══ Information provided ══
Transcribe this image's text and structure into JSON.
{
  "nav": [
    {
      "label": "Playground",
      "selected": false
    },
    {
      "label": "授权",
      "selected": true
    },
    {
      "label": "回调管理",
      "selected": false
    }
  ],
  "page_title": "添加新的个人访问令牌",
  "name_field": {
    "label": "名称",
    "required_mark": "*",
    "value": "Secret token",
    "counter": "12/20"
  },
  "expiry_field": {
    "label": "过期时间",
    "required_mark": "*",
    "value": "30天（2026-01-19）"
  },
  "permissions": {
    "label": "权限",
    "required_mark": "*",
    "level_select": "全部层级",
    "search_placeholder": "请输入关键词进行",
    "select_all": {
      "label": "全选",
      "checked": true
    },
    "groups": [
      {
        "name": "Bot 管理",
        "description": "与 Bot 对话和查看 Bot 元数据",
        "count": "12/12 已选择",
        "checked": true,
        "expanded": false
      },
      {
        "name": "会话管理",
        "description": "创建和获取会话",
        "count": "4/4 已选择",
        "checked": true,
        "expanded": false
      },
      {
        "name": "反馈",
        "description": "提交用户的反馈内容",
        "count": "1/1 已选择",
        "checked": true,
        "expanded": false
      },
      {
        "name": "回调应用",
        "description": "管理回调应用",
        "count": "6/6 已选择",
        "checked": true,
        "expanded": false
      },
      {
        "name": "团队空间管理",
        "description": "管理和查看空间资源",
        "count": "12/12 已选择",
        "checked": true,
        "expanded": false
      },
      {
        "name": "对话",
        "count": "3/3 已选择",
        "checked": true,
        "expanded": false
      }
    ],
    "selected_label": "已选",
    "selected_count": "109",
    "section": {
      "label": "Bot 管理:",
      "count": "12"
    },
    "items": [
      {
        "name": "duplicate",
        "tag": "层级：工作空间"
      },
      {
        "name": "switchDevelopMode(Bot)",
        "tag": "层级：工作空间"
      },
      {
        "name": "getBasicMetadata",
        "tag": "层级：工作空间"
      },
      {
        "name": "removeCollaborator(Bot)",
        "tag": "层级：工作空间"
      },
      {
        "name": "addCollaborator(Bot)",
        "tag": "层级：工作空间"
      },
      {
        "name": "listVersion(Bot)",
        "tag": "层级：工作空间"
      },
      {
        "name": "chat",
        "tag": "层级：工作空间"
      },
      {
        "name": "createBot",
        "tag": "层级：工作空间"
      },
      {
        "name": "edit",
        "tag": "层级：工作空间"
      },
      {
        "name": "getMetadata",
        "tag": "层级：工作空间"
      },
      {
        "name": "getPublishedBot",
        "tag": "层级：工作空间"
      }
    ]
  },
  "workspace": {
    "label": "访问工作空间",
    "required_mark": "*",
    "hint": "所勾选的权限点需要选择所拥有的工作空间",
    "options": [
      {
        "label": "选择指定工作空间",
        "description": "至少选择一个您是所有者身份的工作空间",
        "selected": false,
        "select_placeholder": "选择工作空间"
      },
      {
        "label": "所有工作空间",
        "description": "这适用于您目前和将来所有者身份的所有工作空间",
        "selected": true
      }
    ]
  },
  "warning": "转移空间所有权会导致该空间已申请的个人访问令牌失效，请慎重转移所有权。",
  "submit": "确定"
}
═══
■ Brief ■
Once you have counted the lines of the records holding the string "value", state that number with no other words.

■ Result for this exercise ■
2